What's more, I hear it can actually take readings on these planets' atmosphere to determine if signs of life are present. What is the state of funding for this project? Will it ever see the light of day, or in this case, nearby stars?
Marc Kaufman: This question is about another story that ran today -- the discovery of two additional planets in distant solar systems. The writer is referring to a planned telescope that would vastly improve the ability of astronomers to detect faraway rocky planets like Earth. As I understand it, plans for the telescope are on hold, and are expected to remain on hold for some time. There is a raging debate now regarding the NASA budget -- whether it is sufficient to meet the demands, and also how it is divided. The terrestrial planet finder has been a loser in the recent decision-making about which projects should go forward.

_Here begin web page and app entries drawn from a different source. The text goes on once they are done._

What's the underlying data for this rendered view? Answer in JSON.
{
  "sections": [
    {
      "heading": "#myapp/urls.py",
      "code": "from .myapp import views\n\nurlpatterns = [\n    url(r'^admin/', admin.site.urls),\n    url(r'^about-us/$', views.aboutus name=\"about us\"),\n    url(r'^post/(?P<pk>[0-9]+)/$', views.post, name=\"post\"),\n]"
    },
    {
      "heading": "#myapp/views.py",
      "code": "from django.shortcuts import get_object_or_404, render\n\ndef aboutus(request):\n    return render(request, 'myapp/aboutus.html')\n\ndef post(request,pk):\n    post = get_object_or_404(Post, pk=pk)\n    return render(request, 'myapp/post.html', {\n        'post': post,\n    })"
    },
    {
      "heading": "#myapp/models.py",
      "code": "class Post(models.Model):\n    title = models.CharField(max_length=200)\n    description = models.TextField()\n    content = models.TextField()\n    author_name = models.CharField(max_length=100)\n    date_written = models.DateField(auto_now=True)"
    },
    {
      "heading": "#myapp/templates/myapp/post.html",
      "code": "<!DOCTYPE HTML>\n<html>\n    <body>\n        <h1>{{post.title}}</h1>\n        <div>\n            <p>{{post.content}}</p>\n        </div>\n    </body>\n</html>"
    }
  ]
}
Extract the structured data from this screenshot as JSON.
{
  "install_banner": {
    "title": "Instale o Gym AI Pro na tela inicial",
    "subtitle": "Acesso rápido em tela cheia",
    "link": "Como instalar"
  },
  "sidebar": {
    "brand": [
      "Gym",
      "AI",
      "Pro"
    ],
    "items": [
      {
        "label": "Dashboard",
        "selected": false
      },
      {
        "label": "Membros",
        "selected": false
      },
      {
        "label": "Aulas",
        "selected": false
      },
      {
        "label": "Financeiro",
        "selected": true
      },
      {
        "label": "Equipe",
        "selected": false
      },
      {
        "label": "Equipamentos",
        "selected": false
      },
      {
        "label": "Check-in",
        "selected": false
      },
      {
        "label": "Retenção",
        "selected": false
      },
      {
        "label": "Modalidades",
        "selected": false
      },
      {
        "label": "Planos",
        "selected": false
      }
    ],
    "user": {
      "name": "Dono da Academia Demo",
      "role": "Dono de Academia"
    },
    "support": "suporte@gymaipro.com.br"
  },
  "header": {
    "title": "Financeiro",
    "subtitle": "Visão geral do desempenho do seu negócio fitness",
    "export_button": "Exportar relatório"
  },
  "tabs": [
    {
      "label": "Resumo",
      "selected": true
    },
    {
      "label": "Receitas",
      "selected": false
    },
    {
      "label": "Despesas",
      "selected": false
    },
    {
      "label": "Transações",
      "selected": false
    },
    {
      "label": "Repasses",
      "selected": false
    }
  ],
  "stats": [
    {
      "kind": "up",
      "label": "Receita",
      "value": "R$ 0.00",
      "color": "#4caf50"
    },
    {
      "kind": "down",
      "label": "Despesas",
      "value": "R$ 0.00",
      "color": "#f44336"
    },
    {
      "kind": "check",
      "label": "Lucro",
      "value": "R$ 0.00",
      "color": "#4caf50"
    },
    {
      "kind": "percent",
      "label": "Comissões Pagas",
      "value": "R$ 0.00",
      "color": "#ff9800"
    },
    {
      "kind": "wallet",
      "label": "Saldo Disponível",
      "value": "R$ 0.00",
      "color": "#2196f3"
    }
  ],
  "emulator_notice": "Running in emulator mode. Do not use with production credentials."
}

washingtonpost.com: 2 Planets Found In Solar System That Is Similar To Our Own ( Post, Feb. 15)
Herndon, Va.: Is this what we would do if an asteroid came? How can the missle fly in space? Will the fins still work?

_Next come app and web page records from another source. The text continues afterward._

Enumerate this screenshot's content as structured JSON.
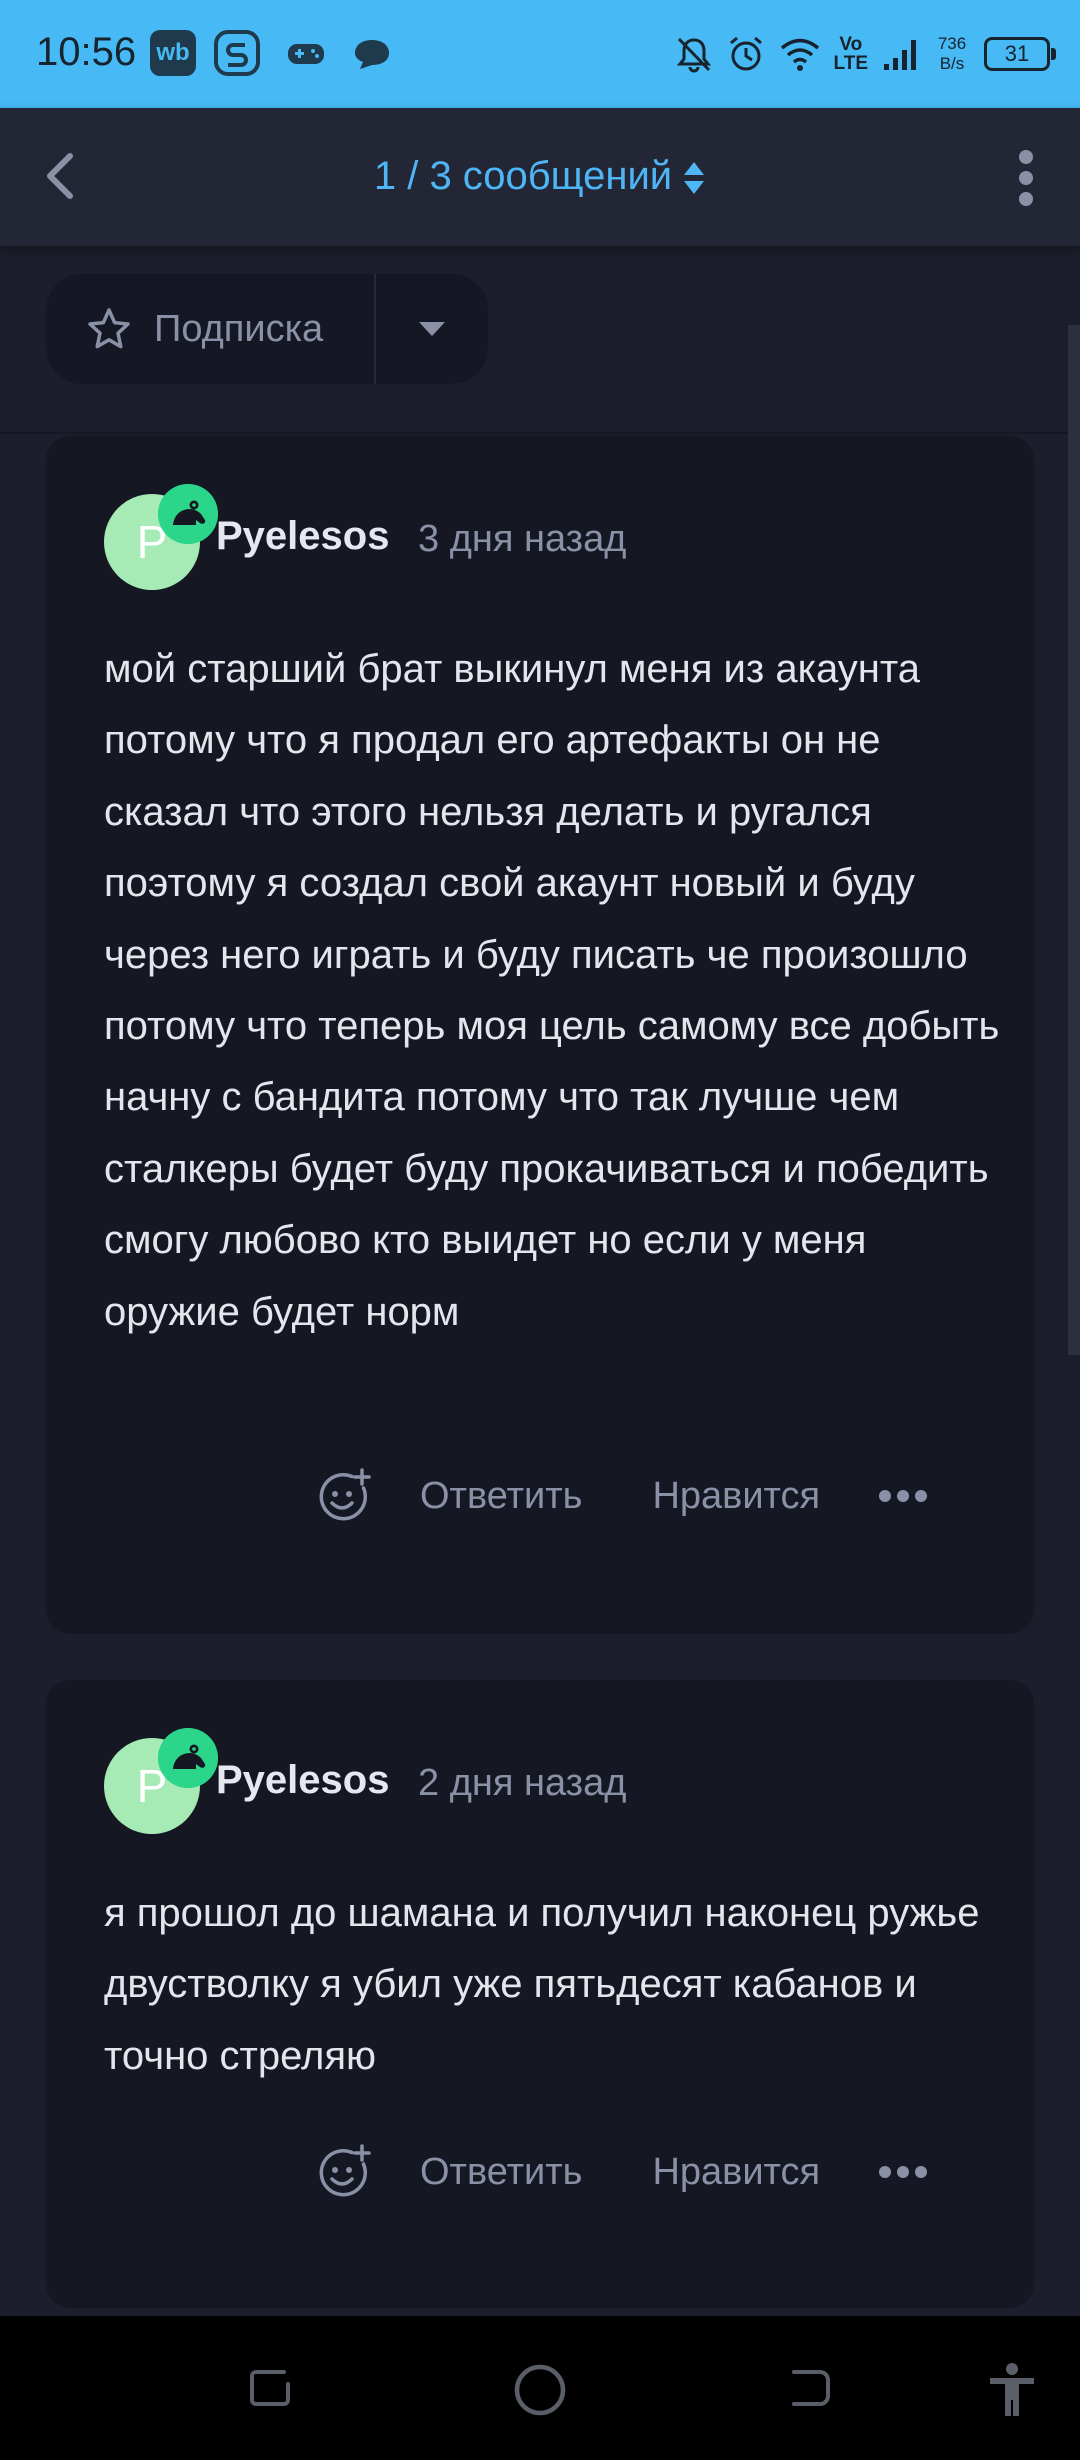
{
  "status_bar": {
    "time": "10:56",
    "app_icons": [
      "wb-icon",
      "s-app-icon",
      "gamepad-icon",
      "chat-bubble-icon"
    ],
    "wb_label": "wb",
    "network_type": "Vo\nLTE",
    "net_speed": "736\nB/s",
    "battery": "31"
  },
  "header": {
    "title": "1 / 3 сообщений"
  },
  "subscribe": {
    "label": "Подписка"
  },
  "posts": [
    {
      "avatar_letter": "P",
      "author": "Pyelesos",
      "time": "3 дня назад",
      "body": "мой старший брат выкинул меня из акаунта потому что я продал его артефакты он не сказал что этого нельзя делать и ругался поэтому я создал свой акаунт новый и буду через него играть и буду писать че произошло потому что теперь моя цель самому все добыть начну с бандита потому что так лучше чем сталкеры будет буду прокачиваться и победить смогу любово кто выидет но если у меня оружие будет норм",
      "reply_label": "Ответить",
      "like_label": "Нравится"
    },
    {
      "avatar_letter": "P",
      "author": "Pyelesos",
      "time": "2 дня назад",
      "body": "я прошол до шамана и получил наконец ружье двустволку я убил уже пятьдесят кабанов и точно стреляю",
      "reply_label": "Ответить",
      "like_label": "Нравится"
    }
  ],
  "colors": {
    "status_bar": "#47b9f4",
    "accent": "#4fb6f5",
    "background": "#1c1f2b",
    "card": "#151823",
    "badge": "#2bd58a",
    "avatar": "#a6eab6"
  }
}
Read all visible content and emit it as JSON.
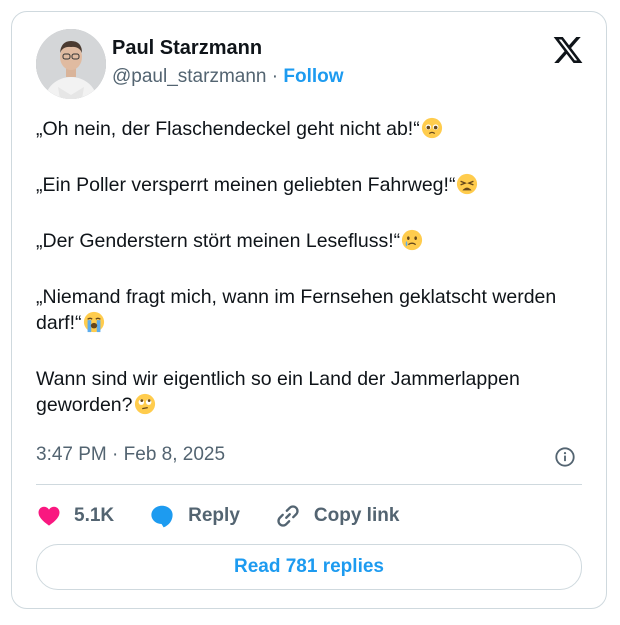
{
  "author": {
    "name": "Paul Starzmann",
    "handle": "@paul_starzmann",
    "separator": "·",
    "follow_label": "Follow"
  },
  "tweet": {
    "lines": [
      {
        "text": "„Oh nein, der Flaschendeckel geht nicht ab!“",
        "emoji": "pleading-face"
      },
      {
        "text": "„Ein Poller versperrt meinen geliebten Fahrweg!“",
        "emoji": "weary-face"
      },
      {
        "text": "„Der Genderstern stört meinen Lesefluss!“",
        "emoji": "crying-face"
      },
      {
        "text": "„Niemand fragt mich, wann im Fernsehen geklatscht werden darf!“",
        "emoji": "loudly-crying-face"
      },
      {
        "text": "Wann sind wir eigentlich so ein Land der Jammerlappen geworden?",
        "emoji": "eye-roll-face"
      }
    ]
  },
  "meta": {
    "time": "3:47 PM · Feb 8, 2025"
  },
  "actions": {
    "likes": "5.1K",
    "reply_label": "Reply",
    "copy_label": "Copy link"
  },
  "read_replies_label": "Read 781 replies",
  "colors": {
    "accent": "#1d9bf0",
    "like": "#f91880",
    "text": "#0f1419",
    "muted": "#536471",
    "border": "#cfd9de"
  }
}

Marc Kaufman: As I understand it, any danger from an asteroid would be identified years before it arrived in our vicinity, and so any attempts to destroy or deflect it would take place far from Earth (to avoid the space debris.)
Regarding the rocket to be used on the satellite, I believe it doesnt have fins. And it flies in space like any rocket -- with a boost from a lot of burning fuel. These rockets will go as far as their fuel will allow, and then will fall to earth -- unless they hit the satellite first. I havent seen any suggestion that they would go into orbit.

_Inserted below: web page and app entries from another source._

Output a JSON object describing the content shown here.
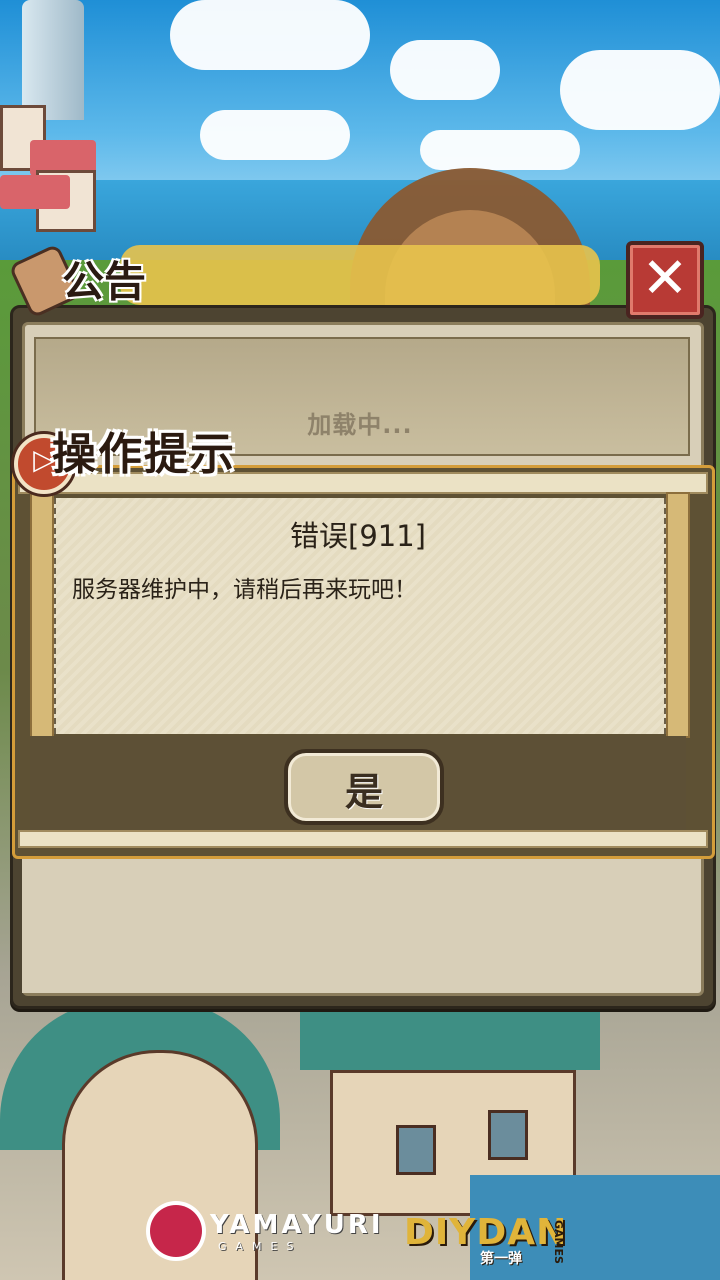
{
  "announcement": {
    "title": "公告",
    "loading_text": "加载中..."
  },
  "dialog": {
    "title": "操作提示",
    "heading": "错误[911]",
    "message": "服务器维护中，请稍后再来玩吧！",
    "confirm_label": "是"
  },
  "logos": {
    "publisher": "YAMAYURI",
    "publisher_sub": "GAMES",
    "developer": "DIYDAN",
    "developer_sub": "第一弹",
    "developer_side": "GAMES"
  },
  "colors": {
    "frame_dark": "#4d4431",
    "parchment": "#e9e1c9",
    "close_red": "#b83a35",
    "accent_gold": "#d49d3a"
  },
  "icons": {
    "close": "close-x-icon",
    "scroll": "scroll-icon",
    "tip_badge": "arrow-badge-icon"
  }
}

M Street NW, Washington, D.C.: Will we be able to see the satellite explosion from the ground? Naked eye or with binoculars or small telescope?
Marc Kaufman: Very good question, and I'll try to get an answer to be reported in future stories.
Washington, D.C.: This might sound a little Tom Clancy. Maybe the satellite never malfunctioned. The whole operation could be a covert ruse to bluff the Iranians or North Koreans into believing that we already have the capability to shoot down their ICBMs. Such a bluff would be much cheaper than an actual SDI capability. This would be part of a broader plan to discourage them from pursuing ICBM technology.
Marc Kaufman: Doubtful. Amateur astronomers picked up on the botched launch of the satellite in Dec. 2006, and have watched as the orbit has degraded. There may be complex reasons behind the administration's decision to shoot it down, but the satellite is indeed coming down.
Lakeside, Calif.: About what states will the satellite be over when it is shot down? Thanks.
Marc Kaufman: Navy hopes to shoot it down from vessels in the north Pacific, so I presume the satellite would be in that area.
Many thanks for you questions today.
Editor's Note: washingtonpost.com moderators retain editorial control over Discussions and choose the most relevant questions for guests and hosts; guests and hosts can decline to answer questions. washingtonpost.com is not responsible for any content posted by third parties.